WORK ORDER:
Below are the records; tally the lines that include "rest" and report only the total.

WORKING DATA:
····················
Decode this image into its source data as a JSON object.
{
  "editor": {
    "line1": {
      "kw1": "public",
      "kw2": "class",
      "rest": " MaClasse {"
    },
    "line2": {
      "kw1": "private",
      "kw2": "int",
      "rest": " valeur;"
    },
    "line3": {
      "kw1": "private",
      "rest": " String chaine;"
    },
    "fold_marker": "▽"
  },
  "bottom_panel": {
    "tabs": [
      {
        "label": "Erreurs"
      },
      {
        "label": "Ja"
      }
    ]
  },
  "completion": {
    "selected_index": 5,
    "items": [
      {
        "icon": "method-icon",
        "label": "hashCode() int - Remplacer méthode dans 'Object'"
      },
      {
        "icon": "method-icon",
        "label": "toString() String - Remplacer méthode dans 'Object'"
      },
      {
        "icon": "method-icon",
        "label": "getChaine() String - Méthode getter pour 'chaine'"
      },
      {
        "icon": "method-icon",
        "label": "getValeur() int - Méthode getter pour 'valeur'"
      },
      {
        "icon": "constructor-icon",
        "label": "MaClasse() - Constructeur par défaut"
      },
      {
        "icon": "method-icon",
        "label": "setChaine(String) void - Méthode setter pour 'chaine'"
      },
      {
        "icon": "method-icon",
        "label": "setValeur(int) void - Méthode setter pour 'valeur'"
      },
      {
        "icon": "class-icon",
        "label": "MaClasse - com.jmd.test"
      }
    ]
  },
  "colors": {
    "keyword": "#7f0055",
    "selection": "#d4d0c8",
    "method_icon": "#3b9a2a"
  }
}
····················
OUTPUT BELOW:
3